There is ongoing debate about the efficacy of erlotinib (Tarceva) in patients with advanced non-small cell lung cancer (NSCLC) whose tumors have wild-type EGFR. In the TAILOR trial, reported in Lancet Oncology by Garassino and colleagues,1 erlotinib was compared with standard docetaxel as second-line treatment in patients with prior platinum-based therapy. The findings suggest that docetaxel is superior to erlotinib in this setting.
The TAILOR trial, conducted in 52 Italian hospitals, enrolled patients who had metastatic NSCLC, had received platinum-based chemotherapy, and had wild-type EGFR as assessed by direct sequencing. Of 702 patients screened, 540 were genotyped, and 222 were enrolled. These patients were randomized to receive erlotinib 150 mg/d (n = 112) or docetaxel 75 mg/m² every 21 days or 35 mg/m² on days 1, 8, and 15 every 28 days (n = 110). Randomization was stratified by center, stage, type of first-line chemotherapy, and performance status. Patients and investigators who gave treatments or assessed outcomes were not masked to treatment allocation. The primary end point was overall survival.
For the docetaxel vs erlotinib groups, median age was 67 vs 66 years, ECOG performance status was 0 or 1 in 93% vs 92%, histology was squamous in 21% vs 28% and adenocarcinoma in 75% vs 63%, 73% vs 83% were current or former smokers, 99% were white in both groups, 93% vs 92% had receive first-line chemotherapy and 6% vs 8% had received adjuvant chemotherapy, and best response to first-line chemotherapy was complete response in 0% vs 1% and partial response in 35% vs 44%.

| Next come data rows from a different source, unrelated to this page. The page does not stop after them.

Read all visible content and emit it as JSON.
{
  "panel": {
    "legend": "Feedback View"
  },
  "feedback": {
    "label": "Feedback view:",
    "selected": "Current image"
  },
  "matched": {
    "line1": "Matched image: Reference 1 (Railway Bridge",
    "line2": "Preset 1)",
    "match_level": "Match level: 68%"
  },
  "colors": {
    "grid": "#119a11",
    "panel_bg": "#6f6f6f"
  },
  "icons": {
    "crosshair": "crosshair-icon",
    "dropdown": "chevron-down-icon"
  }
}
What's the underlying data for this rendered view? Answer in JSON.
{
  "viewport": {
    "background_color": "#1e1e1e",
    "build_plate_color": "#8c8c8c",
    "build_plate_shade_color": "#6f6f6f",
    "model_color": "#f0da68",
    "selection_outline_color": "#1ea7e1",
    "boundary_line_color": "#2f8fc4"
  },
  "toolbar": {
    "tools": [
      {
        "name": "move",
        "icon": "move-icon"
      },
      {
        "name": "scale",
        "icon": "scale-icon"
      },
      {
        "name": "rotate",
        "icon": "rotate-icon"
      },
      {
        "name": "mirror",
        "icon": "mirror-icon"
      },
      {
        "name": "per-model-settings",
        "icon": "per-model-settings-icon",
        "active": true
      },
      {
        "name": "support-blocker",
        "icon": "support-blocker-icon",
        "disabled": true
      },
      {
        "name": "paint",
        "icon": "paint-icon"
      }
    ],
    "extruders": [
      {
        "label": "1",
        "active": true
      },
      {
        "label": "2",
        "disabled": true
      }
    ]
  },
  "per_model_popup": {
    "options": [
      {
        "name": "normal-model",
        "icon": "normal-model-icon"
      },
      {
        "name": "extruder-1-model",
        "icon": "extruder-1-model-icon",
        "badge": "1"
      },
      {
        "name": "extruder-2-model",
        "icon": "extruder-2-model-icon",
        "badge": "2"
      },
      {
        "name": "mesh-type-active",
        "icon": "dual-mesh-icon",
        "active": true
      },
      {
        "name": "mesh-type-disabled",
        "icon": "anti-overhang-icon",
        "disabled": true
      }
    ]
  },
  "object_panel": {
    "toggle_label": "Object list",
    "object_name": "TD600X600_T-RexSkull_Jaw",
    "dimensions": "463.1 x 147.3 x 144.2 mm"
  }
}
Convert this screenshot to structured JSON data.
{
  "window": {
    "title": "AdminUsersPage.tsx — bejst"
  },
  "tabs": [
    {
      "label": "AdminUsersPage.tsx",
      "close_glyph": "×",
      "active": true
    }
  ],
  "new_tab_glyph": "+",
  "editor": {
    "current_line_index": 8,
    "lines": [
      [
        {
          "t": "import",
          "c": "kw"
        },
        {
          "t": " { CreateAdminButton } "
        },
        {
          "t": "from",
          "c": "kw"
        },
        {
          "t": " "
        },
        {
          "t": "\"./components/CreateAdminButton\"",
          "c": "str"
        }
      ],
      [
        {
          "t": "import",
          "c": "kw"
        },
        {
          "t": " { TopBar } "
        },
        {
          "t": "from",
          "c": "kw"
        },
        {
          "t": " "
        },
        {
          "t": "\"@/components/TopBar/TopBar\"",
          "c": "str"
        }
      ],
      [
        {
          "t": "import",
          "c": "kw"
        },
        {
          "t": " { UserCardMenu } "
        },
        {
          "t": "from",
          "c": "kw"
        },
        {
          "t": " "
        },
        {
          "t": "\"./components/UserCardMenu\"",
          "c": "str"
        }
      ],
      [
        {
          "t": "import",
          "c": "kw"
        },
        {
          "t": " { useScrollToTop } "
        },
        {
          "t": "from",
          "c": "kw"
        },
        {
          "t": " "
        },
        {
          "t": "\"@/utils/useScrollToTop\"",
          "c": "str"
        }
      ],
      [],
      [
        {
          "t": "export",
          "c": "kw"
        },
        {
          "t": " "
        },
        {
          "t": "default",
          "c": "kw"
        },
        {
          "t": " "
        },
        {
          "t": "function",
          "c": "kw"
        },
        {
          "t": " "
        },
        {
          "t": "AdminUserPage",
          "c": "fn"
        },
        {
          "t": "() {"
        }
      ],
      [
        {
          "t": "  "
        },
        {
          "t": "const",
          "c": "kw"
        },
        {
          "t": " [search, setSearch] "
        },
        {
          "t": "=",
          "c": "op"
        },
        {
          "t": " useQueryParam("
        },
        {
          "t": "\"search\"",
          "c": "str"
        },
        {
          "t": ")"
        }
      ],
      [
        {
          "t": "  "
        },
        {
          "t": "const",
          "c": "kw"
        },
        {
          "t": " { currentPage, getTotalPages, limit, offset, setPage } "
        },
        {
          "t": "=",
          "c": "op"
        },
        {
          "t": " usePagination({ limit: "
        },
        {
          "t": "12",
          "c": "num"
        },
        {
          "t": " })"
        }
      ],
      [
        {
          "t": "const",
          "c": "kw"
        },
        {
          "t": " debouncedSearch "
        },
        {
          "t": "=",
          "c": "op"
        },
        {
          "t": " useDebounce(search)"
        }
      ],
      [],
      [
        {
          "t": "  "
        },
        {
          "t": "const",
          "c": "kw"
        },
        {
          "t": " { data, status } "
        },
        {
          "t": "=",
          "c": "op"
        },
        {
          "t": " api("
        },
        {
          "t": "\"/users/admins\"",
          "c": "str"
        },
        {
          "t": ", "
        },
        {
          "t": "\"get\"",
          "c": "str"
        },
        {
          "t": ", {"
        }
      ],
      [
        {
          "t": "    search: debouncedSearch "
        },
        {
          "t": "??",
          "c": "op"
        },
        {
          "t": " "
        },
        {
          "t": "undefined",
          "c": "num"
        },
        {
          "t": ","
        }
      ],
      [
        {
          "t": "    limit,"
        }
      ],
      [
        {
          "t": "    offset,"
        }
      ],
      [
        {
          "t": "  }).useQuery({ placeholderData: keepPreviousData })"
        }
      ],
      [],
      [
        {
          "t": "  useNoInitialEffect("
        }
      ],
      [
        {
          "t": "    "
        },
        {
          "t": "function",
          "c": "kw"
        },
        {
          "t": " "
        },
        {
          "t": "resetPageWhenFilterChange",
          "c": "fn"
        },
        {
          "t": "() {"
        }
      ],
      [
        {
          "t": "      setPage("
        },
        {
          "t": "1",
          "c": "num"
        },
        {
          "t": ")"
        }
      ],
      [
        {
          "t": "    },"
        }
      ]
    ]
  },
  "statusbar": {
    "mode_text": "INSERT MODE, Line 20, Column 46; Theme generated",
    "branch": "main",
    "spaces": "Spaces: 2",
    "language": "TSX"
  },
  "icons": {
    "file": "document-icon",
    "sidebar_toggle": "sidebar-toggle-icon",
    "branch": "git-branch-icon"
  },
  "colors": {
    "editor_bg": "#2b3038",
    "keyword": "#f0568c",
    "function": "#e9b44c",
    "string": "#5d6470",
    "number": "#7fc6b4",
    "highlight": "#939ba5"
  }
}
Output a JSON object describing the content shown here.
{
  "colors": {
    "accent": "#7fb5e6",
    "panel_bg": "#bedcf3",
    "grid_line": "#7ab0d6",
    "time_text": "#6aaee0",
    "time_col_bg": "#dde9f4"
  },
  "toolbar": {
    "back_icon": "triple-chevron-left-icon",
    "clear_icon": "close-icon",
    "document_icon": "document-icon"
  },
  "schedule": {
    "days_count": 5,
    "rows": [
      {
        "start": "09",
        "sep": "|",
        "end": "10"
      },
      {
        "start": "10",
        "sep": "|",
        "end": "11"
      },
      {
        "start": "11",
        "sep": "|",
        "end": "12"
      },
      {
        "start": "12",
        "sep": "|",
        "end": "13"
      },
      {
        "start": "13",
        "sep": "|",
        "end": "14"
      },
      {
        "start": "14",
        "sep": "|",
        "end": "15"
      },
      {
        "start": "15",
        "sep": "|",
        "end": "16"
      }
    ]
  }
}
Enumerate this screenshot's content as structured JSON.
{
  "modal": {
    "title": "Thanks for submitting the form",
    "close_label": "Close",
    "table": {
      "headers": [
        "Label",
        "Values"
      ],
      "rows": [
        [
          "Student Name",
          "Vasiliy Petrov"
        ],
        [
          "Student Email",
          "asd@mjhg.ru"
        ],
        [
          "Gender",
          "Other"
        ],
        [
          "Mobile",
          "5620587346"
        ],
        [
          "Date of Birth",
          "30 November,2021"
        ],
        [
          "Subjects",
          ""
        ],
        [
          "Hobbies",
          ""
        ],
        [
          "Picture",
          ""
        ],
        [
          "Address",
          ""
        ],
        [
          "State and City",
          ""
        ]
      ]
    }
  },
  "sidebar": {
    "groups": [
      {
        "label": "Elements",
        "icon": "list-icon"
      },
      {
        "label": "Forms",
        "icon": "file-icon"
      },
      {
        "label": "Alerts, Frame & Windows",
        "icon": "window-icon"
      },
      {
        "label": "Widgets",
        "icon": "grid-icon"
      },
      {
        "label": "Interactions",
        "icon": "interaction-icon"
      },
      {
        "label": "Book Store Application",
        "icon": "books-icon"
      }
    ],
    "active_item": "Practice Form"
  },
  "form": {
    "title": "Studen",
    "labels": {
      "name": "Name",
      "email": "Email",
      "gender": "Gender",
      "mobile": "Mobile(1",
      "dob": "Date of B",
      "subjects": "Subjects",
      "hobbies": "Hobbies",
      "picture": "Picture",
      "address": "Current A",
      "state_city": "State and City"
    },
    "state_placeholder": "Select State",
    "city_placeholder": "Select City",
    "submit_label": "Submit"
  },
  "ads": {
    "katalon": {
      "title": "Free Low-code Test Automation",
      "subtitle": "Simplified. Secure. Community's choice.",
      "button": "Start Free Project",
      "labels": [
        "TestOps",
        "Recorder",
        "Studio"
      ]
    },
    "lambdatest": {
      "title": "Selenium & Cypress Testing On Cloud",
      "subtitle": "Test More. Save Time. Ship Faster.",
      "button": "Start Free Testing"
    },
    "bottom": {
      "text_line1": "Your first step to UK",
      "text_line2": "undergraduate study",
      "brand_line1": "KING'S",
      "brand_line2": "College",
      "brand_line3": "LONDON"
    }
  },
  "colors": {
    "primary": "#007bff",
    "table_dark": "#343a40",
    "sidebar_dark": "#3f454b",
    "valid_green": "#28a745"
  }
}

After a median follow up of 33 months, docetaxel was associated with a borderline significant improvement in median overall survival (8.2 vs 5.4 months, adjusted hazard ratio [HR] 0.73, 95% confidence interval 0.53-1.00, P = .05). Median progression-free survival was significantly prolonged with docetaxel treatment (2.9 vs 2.4 months, adjusted HR 0.71, P = .02). Objective response occurred in 15.5% of the docetaxel group vs 3.0% of the erlotinib group (P = .003). Overall survival and progression-free survival outcomes across subgroups appeared to be better with docetaxel than with erlotinib, although many of the differences between groups were not significant. KRAS mutational status had no prognostic effect. In multivariable analysis, only treatment and performance status were associated with overall and progression-free survival.
Post-progression treatment in 51 patients in the docetaxel group consisted of pemetrexed in 18%, gemcitabine in 22%, vinorelbine in 35%, and, in violation of study protocol, erlotinib in 8%. Post-progression treatment in 53 patients in the erlotinib group consisted of pemetrexed in 42%, gemcitabine in 17%, vinorelbine in 26%, and in violation of study protocol, docetaxel in 15%.
Treatment-related adverse events led to dose modification in 22% of patients in the docetaxel group and 21% of erlotinib patients. Neutropenia, neurological toxic effects, alopecia, asthenia, and nausea were more common in the docetaxel group and most patients in the erlotinib group had skin toxic effects. The most common grade 3 or 4 toxic effects were low absolute neutrophil count (20% in the docetaxel group vs 0% in the erlotinib group), skin toxic effects (0% vs 14%), and asthenia (10% vs 6%). The authors noted that skin toxic effects were not a significant predictor of erlotinib response in the trial. One patient in each group died from treatment-related sequelae (grade 4 diarrhea in an erlotinib patient and febrile neutropenia in a docetaxel patient).
As stated by the investigators: “In conclusion, our results unequivocally show that—although neither docetaxel nor erlotinib are magic bullets for second-line treatment of NSCLC—a cytotoxic approach to treatment of patients with NSCLC is still the best option in the absence of a clear therapeutic target.” ■
1. Garassino MC, Martelli O, Broggini M, et al. Erlotinib versus docetaxel as second-line treatment of patients with advanced non-small-cell lung cancer and wild-type EGFR tumours (TAILOR): a randomised controlled trial. Lancet Oncol. July 22, 2013 (early release online).